■ **RECORDS SUPPLIED**:
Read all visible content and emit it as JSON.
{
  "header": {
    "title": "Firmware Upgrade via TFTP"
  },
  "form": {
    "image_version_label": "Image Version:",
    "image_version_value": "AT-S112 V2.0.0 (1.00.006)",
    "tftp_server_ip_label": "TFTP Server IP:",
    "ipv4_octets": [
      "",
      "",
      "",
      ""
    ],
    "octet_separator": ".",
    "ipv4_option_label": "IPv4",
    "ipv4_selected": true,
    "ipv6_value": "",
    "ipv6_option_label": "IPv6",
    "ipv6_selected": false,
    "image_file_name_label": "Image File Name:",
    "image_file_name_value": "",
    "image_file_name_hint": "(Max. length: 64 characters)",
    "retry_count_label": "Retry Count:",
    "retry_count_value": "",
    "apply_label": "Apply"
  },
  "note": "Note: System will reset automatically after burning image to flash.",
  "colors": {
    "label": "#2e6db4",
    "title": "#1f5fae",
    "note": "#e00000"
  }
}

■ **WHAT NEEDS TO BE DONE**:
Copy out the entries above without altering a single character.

■ **ANSWER FOR THE TASK**:
Read all visible content and emit it as JSON.
{
  "header": {
    "title": "Firmware Upgrade via TFTP"
  },
  "form": {
    "image_version_label": "Image Version:",
    "image_version_value": "AT-S112 V2.0.0 (1.00.006)",
    "tftp_server_ip_label": "TFTP Server IP:",
    "ipv4_octets": [
      "",
      "",
      "",
      ""
    ],
    "octet_separator": ".",
    "ipv4_option_label": "IPv4",
    "ipv4_selected": true,
    "ipv6_value": "",
    "ipv6_option_label": "IPv6",
    "ipv6_selected": false,
    "image_file_name_label": "Image File Name:",
    "image_file_name_value": "",
    "image_file_name_hint": "(Max. length: 64 characters)",
    "retry_count_label": "Retry Count:",
    "retry_count_value": "",
    "apply_label": "Apply"
  },
  "note": "Note: System will reset automatically after burning image to flash.",
  "colors": {
    "label": "#2e6db4",
    "title": "#1f5fae",
    "note": "#e00000"
  }
}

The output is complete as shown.